“The results were a set of new, Tennessee-specific standards brought to us by the Standards Recommendation Committee, whose members were appointed by the governor, lieutenant governor, and the speaker of the House of Representatives and confirmed by the General Assembly,” Heyburn said.
Standards set grade- and subject-specific goals in the classroom.
The state’s new standards, known as Tennessee Academic Standards, clarify the progression of standards and clarify glossary definitions of math and English standards. In math, additional clarification was added to standards regarding math formulas and several bridge math standards were eliminated to further narrow the course content.
Note: The state Board of Education news release is below.
News release from state Board of Education:
NASHVILLE – Today, the State Board of Education voted unanimously on final reading to approve new, Tennessee-specific academic standards for Mathematics and English language arts.
A multi-year public review culminated in a six month rigorous revision process led by the Standards Recommendation Committee (SRC), whose members were appointed by the Governor, Lt. Governor, and Speaker of the House of Representatives and confirmed by the General Assembly. The new K-12 Tennessee Academic Standards for mathematics and ELA standards were then heard on first reading at the January 2016 State Board of Education meeting.
These rigorous standards set grade-specific goals that exemplify what students are expected to know and be able to do by the end of a given grade or course.
“Tennessee’s new Academic Standards for math and ELA are comprehensive, rigorous, and a step forward for Tennessee students,” said Fielding Rolston, chairman of the State Board of Education. “We are very grateful to all of the parents, teachers, and leaders who took part in the public review process to help create these new standards.”
Tennesseans had multiple opportunities to provide feedback on the new standards. An initial online review period brought 131,424 reviews and 20,344 comments. A committee of math and ELA educators scrutinized each individual standard to update or revise them based on the public feedback and their classroom expertise.
The revised set of standards were then posted for a second public comment period in the fall of 2015. Following that public review, the SRC examined the revised standards and gathered additional feedback from regional meetings and roundtables with educators and parents. The higher education community and other stakeholders also provided input before the SRC completed their work and shared their recommendations with the State Board.

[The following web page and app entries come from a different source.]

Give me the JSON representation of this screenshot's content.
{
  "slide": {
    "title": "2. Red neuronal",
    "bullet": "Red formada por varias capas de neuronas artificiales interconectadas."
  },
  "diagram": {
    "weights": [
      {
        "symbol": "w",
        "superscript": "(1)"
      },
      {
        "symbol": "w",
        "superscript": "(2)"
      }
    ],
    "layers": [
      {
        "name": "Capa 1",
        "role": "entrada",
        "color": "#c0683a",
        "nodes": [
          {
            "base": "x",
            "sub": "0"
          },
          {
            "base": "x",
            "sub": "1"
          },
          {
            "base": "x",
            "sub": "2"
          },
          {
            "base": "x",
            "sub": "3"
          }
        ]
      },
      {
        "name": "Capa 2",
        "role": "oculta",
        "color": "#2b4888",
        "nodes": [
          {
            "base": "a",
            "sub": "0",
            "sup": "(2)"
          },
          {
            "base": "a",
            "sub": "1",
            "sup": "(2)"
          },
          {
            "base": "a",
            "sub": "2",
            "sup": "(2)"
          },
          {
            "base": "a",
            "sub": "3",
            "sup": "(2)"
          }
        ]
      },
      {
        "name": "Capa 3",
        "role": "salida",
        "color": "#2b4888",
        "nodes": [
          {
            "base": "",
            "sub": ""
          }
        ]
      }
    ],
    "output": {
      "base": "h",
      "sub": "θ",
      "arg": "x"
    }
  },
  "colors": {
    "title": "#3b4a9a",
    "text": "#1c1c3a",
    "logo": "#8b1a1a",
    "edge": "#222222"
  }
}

Between first and final reading, the Board continued to actively review and make refinements in both subjects. In English language arts, clarification was added regarding the progression of standards, and adjustments were made to add clarity to several of the glossary definitions. In math, additional clarification was added to specific standards regarding mathematical formulas and several Bridge Math standards were eliminated to further narrow the course content.
“These new and improved Tennessee Academic Standards will help ensure that our students are workforce and postsecondary ready,” said Dr. Sara Heyburn, Executive Director of the State Board of Education. “This has been a deep and thorough review process, and the quality of this work is impressive thanks to the commitment and engagement of so many Tennessee educators and parents.”
In October 2014, Governor Bill Haslam announced the creation of a public standards review website to offer feedback on the math and English language arts standards. This process was codified by the General Assembly in Public Chapter 423 of 2015, which refined the review process to include even more opportunities for input on the standards from the public and subject matter experts. For more information, please visit http://tn.gov/sbe/topic/standards-review.